If it takes a whole village to raise a child, Richmond and San Pablo have taken the first step.
East Bay nonprofit Brighter Beginnings has partnered with First 5 Contra Costa in the launch of “Hello Baby,” a new home-visiting program in Richmond that provides support and parenting advice to low-income families whose infants come into the world facing possible hardships.
Mo’kquila Brown is a Richmond mother, raising four kids, and has been utilizing services provided by Brighter Beginnings since her first child. Now with her newborn, Shamawn, she said there is no other program like it in this area.
“They help me with clothes, food banks, diapers, community program and just someone to talk to,” Brown said.

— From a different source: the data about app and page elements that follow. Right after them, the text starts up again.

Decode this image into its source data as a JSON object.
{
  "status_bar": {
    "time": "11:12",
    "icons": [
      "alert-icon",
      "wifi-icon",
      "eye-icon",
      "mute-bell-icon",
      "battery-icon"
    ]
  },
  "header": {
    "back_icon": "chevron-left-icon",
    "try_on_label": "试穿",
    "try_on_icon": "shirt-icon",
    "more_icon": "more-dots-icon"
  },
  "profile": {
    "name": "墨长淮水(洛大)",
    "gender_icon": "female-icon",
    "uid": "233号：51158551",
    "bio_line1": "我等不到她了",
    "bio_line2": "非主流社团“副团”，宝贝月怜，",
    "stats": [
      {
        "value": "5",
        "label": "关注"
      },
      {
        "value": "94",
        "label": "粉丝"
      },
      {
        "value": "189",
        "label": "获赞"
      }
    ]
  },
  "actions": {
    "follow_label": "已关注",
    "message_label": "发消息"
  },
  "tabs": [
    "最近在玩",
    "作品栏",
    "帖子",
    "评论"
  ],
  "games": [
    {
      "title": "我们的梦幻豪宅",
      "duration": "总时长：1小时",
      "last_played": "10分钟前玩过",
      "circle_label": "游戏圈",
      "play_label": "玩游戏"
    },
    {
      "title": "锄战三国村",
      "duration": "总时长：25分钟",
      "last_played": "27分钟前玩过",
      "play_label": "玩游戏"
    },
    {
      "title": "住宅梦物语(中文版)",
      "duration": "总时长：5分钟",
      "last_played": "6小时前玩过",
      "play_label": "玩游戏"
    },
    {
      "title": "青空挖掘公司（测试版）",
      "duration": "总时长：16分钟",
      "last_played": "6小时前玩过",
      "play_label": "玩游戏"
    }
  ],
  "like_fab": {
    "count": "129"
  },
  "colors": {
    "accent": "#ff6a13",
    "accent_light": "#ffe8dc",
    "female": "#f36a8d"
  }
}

First 5 Contra Costa has set aside $1.4 million to give to Brighter Beginnings throughout the next three years to support the program. “Hello Baby” sends out four trained professionals, referred to as parent child educators, to the homes of participants in West Contra Costa County, in an effort to give pregnant women information, education and support during their pregnancy until the child turns two. The initiative also aims to increase social interactions among mothers in distressed communities throughout the county.

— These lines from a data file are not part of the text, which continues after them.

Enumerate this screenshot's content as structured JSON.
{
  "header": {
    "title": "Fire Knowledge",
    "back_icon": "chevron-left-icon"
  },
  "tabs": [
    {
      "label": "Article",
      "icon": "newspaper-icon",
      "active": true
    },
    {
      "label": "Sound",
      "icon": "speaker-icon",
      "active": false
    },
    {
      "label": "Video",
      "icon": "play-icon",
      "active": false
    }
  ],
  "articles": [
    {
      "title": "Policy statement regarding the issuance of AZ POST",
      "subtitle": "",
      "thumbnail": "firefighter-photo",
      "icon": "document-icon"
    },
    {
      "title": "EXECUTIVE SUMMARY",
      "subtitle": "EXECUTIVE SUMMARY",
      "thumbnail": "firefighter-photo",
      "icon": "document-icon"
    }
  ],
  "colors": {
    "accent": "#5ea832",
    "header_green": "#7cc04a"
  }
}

“Many of them are really isolated and it is important for them to get engaged with other parents going through similar development with their child,” said Barbara McCullough, executive director at Brighter Beginnings.
Home visits provide a more intimate relationship with families, allowing new or expectant parents to develop a trusting relationship with the home visitors, said McCullough. It also allows the staff to better assess the family’s needs.
“Sometimes you don’t really know until you can be with them in their home…and can sit and listen,” said McCullough.
“Hello Baby” is just one part of the $3.6 million home-visiting service initiative funded by First 5 Contra Costa and carried out by Brighter Beginnings, in West County, and Aspiranet, in East and Central County.
Participants are selected on a voluntary basis. Low birth weight and signs the infant is failing to thrive are indicators that doctors and clinics should refer mothers to the program.
“We are trying to reach out to families most in need and who have the fewest resources,” said McCullough.
During home visits, the trained educators create a personalized plan for each family that includes information and education on child development, breastfeeding, nutrition, immunizations and health insurance. “Hello Baby” also provides postpartum screening for new mothers and developmental screening for young children.
In 2012, the programs served more than 1,048 Bay Area families. One in six of the mothers referred to and screened by the program showed signs of postpartum depression, according to program statistics.
“We are aware of the constraints of poverty and how that plays out in the lives of the families we serve. Our motto is to work with the strengths to build on that resilience. We are privileged to work with them and help their children thrive,” said McCullough.